[[ Given entries open ]]
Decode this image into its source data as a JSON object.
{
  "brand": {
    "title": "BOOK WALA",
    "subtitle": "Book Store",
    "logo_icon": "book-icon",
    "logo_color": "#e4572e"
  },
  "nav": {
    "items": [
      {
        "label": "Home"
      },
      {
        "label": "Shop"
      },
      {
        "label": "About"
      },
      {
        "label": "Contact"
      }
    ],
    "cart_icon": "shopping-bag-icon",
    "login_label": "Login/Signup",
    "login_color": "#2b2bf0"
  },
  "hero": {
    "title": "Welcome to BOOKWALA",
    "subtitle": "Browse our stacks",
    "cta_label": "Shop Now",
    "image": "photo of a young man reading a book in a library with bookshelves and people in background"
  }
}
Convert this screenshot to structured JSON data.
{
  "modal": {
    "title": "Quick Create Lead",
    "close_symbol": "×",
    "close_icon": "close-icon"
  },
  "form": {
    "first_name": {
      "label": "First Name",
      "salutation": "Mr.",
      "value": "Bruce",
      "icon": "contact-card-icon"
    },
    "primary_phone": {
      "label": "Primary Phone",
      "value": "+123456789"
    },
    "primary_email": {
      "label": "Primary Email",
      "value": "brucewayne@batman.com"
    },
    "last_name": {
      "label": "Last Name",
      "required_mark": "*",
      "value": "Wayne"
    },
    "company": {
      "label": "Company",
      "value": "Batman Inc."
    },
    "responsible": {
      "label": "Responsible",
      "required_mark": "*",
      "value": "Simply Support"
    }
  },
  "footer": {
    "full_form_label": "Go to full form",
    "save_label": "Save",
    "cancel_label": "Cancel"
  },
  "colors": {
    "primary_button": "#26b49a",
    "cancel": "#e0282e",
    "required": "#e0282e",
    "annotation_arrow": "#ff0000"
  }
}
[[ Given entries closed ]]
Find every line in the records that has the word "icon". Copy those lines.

    "logo_icon": "book-icon",
    "cart_icon": "shopping-bag-icon",
    "close_icon": "close-icon"
      "icon": "contact-card-icon"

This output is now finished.